Headlines > News > Station Crew Prepares for Upcoming Shuttle Visit

Station Crew Prepares for Upcoming Shuttle Visit

Published by Klaus Schmidt on Fri Jul 10, 2009 6:57 am
Share
More share options
Tools
Tags

(NASA) – As the Expedition 20 crew members gear up for a visit by space shuttle Endeavour, they tackled a variety of science experiments and maintenance activities aboard the International Space Station Thursday.

Endeavour and the STS-127 crew are scheduled to launch to the station Saturday, bringing with them the Kibo Japanese Experiment Module Exposed Facility and Experiment Logistics Module Exposed Section. They also will bring astronaut Timothy Kopra, who will take Flight Engineer Koichi Wakata’s place aboard the station.
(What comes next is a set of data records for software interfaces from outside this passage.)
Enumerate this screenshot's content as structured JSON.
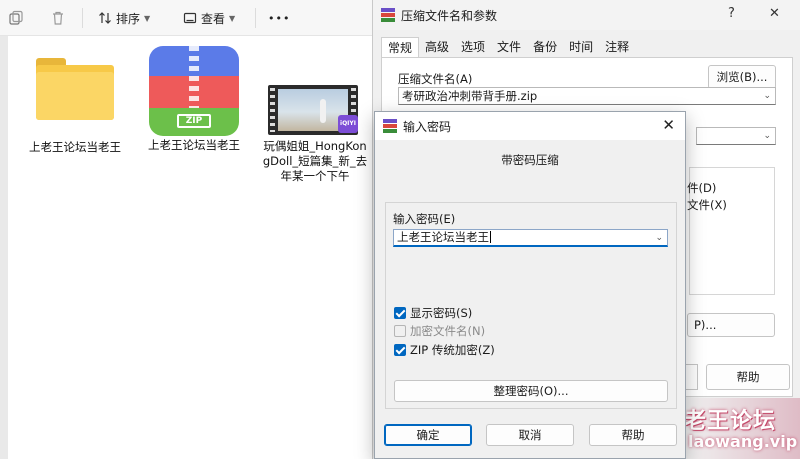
{
  "explorer": {
    "toolbar": {
      "sort_label": "排序",
      "view_label": "查看",
      "more_label": "•••"
    },
    "files": [
      {
        "name": "上老王论坛当老王",
        "type": "folder"
      },
      {
        "name": "上老王论坛当老王",
        "type": "zip",
        "icon_text": "ZIP"
      },
      {
        "name": "玩偶姐姐_HongKongDoll_短篇集_新_去年某一个下午",
        "type": "video",
        "badge": "iQIYI"
      }
    ]
  },
  "main_dialog": {
    "title": "压缩文件名和参数",
    "title_controls": {
      "help": "?",
      "close": "✕"
    },
    "tabs": [
      "常规",
      "高级",
      "选项",
      "文件",
      "备份",
      "时间",
      "注释"
    ],
    "active_tab": "常规",
    "archive_name_label": "压缩文件名(A)",
    "browse_button": "浏览(B)...",
    "archive_name_value": "考研政治冲刺带背手册.zip",
    "partial_option_1": "件(D)",
    "partial_option_2": "文件(X)",
    "partial_button": "P)...",
    "help_button": "帮助"
  },
  "password_dialog": {
    "title": "输入密码",
    "close": "✕",
    "subtitle": "带密码压缩",
    "password_label": "输入密码(E)",
    "password_value": "上老王论坛当老王",
    "options": [
      {
        "label": "显示密码(S)",
        "checked": true,
        "enabled": true
      },
      {
        "label": "加密文件名(N)",
        "checked": false,
        "enabled": false
      },
      {
        "label": "ZIP 传统加密(Z)",
        "checked": true,
        "enabled": true
      }
    ],
    "organize_button": "整理密码(O)...",
    "ok_button": "确定",
    "cancel_button": "取消",
    "help_button": "帮助"
  },
  "watermark": {
    "line1": "老王论坛",
    "line2": "laowang.vip"
  },
  "colors": {
    "accent": "#0067c0",
    "dialog_bg": "#f0f0f0"
  }
}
Big Thompson Mesa in Capitol Reef National Park, Utah is featured in this image photographed by an Expedition 20 crew member on the International Space Station. Credit: NASA
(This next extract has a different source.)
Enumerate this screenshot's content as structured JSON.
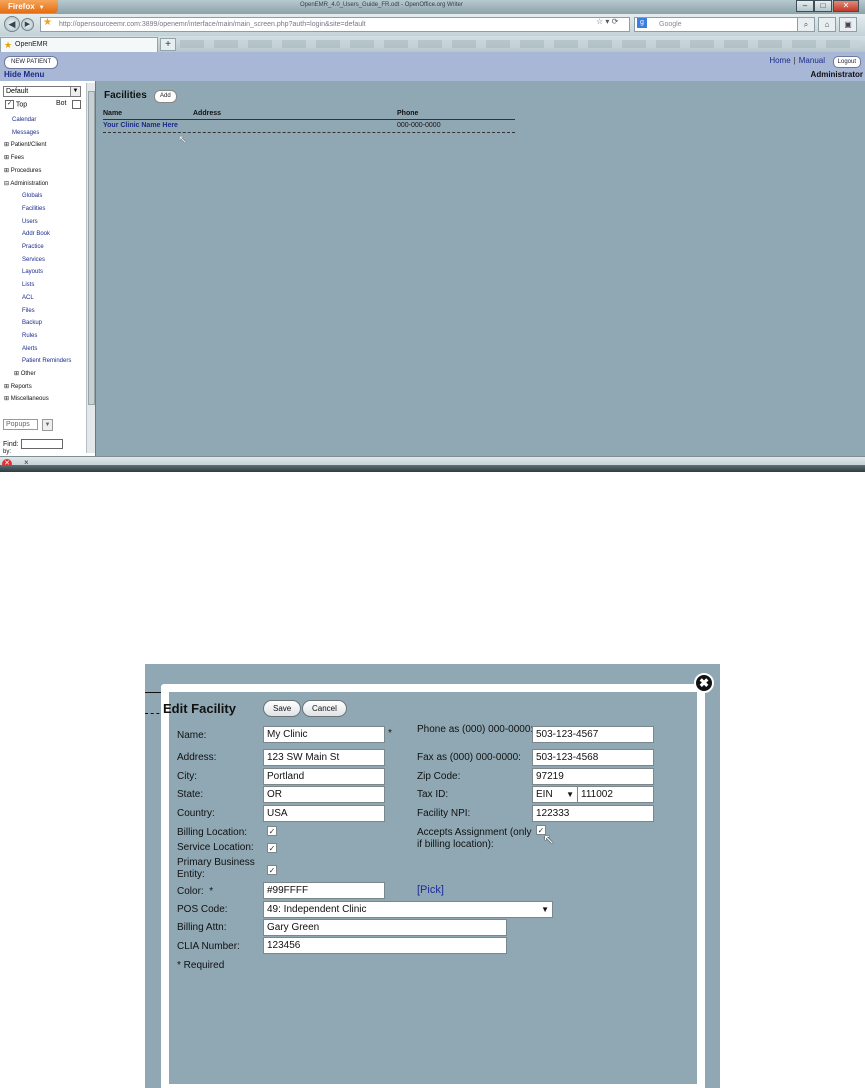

Big Thompson Mesa in Capitol Reef National Park, Utah is featured in this image photographed by an Expedition 20 crew member on the International Space Station. Credit: NASA

Five spacewalks are planned for the STS-127 crew after the shuttle docks with the station early next week for 11 days of joint operations.

Commander Gennady Padalka assisted Flight Engineer Roman Romanenko with a biomedical experiment designed to test visual response to various typographic stimuli in the microgravity environment aboard the station.

Padalka also performed maintenance duties and monitored ongoing science experiments in the Zvezda service module.

Wakata and Flight Engineer Bob Thirsk took water samples from the Water Recovery System (WRS) and tested them using the Total Organic Carbon Analyzer. The WRS recycles wastewater into drinkable water. The tests showed that the water is safe and healthy to drink.

Wakata also worked in the Kibo laboratory to prepare its robotic arm for use during the STS-127 mission. Kibo’s robotic arm will be instrumental in the installation of payloads on the new Exposed Facility to be mated to the back porch of the Japanese laboratory.

Flight Engineer Mike Barratt wrapped up four days of work adjusting the manual flow control valves for the internal thermal control systems in the U.S. segment of the station. He also took swab samples of the station’s environment for analysis with the Lab-On-a-Chip Application Development (LOCAD) system.

Flight Engineer Frank De Winne worked in the Columbus laboratory conducting science experiments and maintenance work.

No comments
Start the ball rolling by posting a comment on this article!
Leave a reply
You must be logged in to post a comment.
© 2014 The International Space Fellowship, developed by Gabitasoft Interactive. All Rights Reserved.  Privacy Policy | Terms of Use